Headteacher Caroline Pryer said: "While we savour this moment, we also realise there is still much work to do.
Headteacher Dr Caroline Pryer said: "While we savour this moment, we also realise there is still much work to do.
TEENAGER Hannah Pryer suffers from a rare condition that means she falls over every time she laughs.
M2 EQUITYBITES-October 13, 2015-Investors recapitalize Pryer Aerospace
We wanted to name this genus for Lady Gaga because of her fervent defense of equality and individual expression," study leader Kathleen Pryer from Duke University said.
Chief Superintendent Dave Pryer, from Northumbria Police's Operations Command, said the barrier did not cram supporters in and create an effective cattle herding.
One of the oldest public houses in Essex would have been rocked on its near 500-year-old foundations with cheers after landlord Alan Pryer won the 7f allweather handicap with Kiss A Prince, whose two previous successes were also gained at Lingfield.
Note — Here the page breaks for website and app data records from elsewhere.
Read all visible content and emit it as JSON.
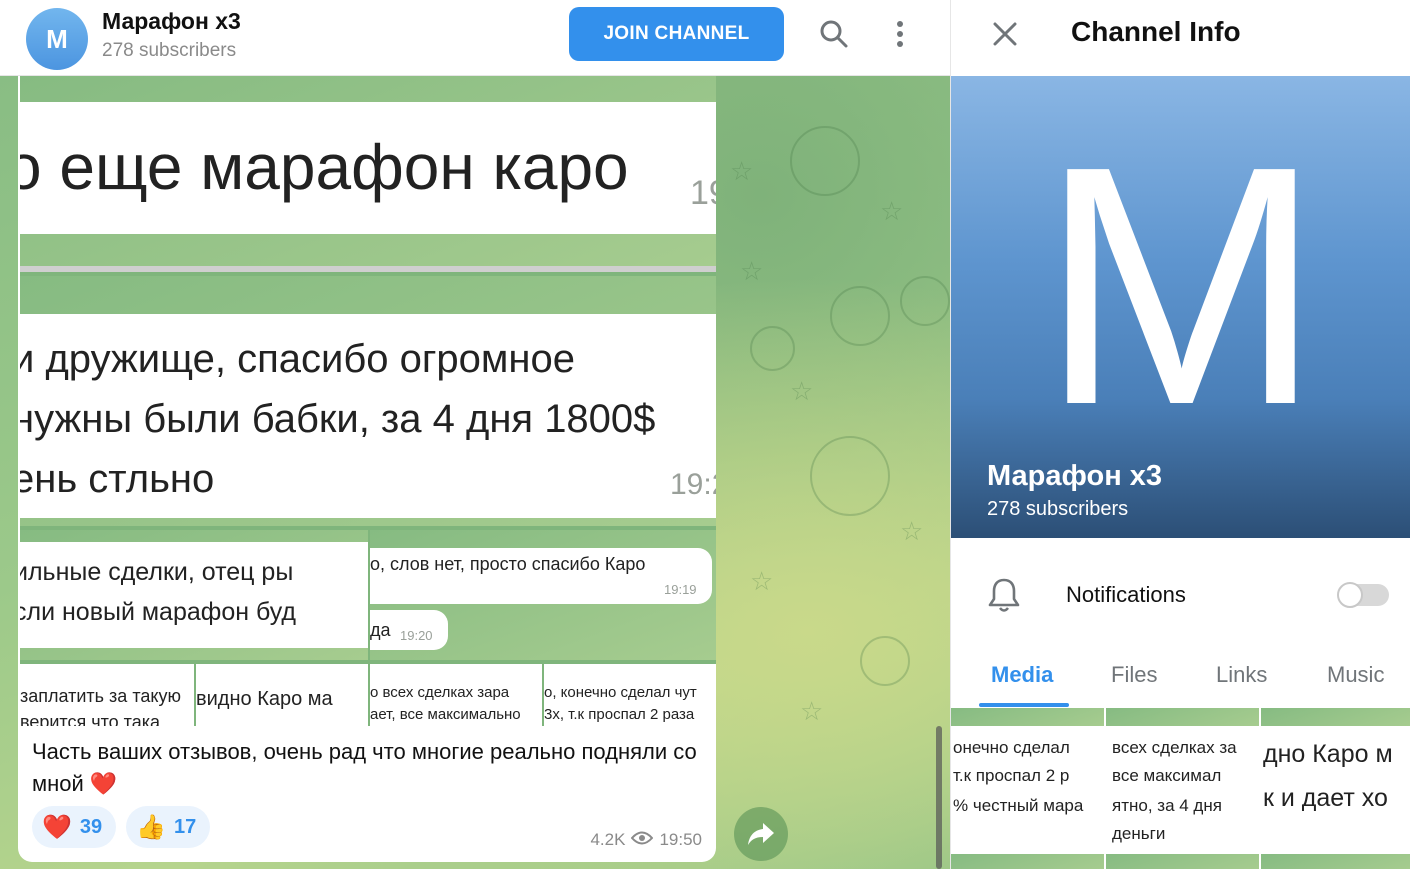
{
  "chat": {
    "title": "Марафон х3",
    "subtitle": "278 subscribers",
    "avatar_letter": "M",
    "join_label": "JOIN CHANNEL"
  },
  "collage": {
    "shot1_text": "о еще марафон каро",
    "shot1_time": "19",
    "shot2_lines": [
      "и дружище, спасибо огромное",
      "нужны были бабки, за 4 дня 1800$",
      "ень стльно"
    ],
    "shot2_time": "19:2",
    "shot3_lines": [
      "ильные сделки, отец ры",
      "сли новый марафон буд"
    ],
    "shot4_text": "о, слов нет, просто спасибо Каро",
    "shot4_time": "19:19",
    "shot5_text": "да",
    "shot5_time": "19:20",
    "shot6_lines": [
      "заплатить за такую",
      "верится что така"
    ],
    "shot7_text": "видно Каро ма",
    "shot8_lines": [
      "о всех сделках зара",
      "ает, все максимально"
    ],
    "shot9_lines": [
      "о, конечно сделал чут",
      "3х, т.к проспал 2 раза"
    ]
  },
  "message": {
    "caption": "Часть ваших отзывов, очень рад что многие реально подняли со мной ❤️",
    "reactions": [
      {
        "emoji": "❤️",
        "count": "39"
      },
      {
        "emoji": "👍",
        "count": "17"
      }
    ],
    "views": "4.2K",
    "time": "19:50"
  },
  "info": {
    "title": "Channel Info",
    "cover_letter": "M",
    "name": "Марафон х3",
    "subscribers": "278 subscribers",
    "notifications_label": "Notifications",
    "notifications_enabled": false,
    "tabs": [
      "Media",
      "Files",
      "Links",
      "Music"
    ],
    "active_tab": "Media",
    "thumbs": [
      [
        "онечно сделал",
        "т.к проспал 2 р",
        "% честный мара"
      ],
      [
        "всех сделках за",
        "все максимал",
        "ятно, за 4 дня",
        "деньги"
      ],
      [
        "дно Каро м",
        "к и дает хо"
      ]
    ]
  },
  "colors": {
    "accent": "#3390ec",
    "reaction_bg": "#eaf3fd"
  }
}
Foreign institutional investors looking for exposure to the Polish equity market will be encouraged by recent initiatives to stimulate trading activity in the country's equity market, but accessing liquidity remains a challenge, according to Andrew Pryer, director, execution sales at Dutch financial services group ING.
Witness Rebecca Pryer was on a Travel West Midlands 402 service which had doubleparked next to the 401.
Richard Pryer Partnership wants to build 19 houses and 19 flats at Leymoor Road in Golcar.
It is clear from her letters to friends that Ada Pryer was far from pleased with the first edition and even before the London printing appeared had started to work on an enlarged second edition.
The fossil decline appears to coincide with the emergence and dramatic rise of angiosperms, or flowering plants, which today account for up to 300,000 species, says Pryer.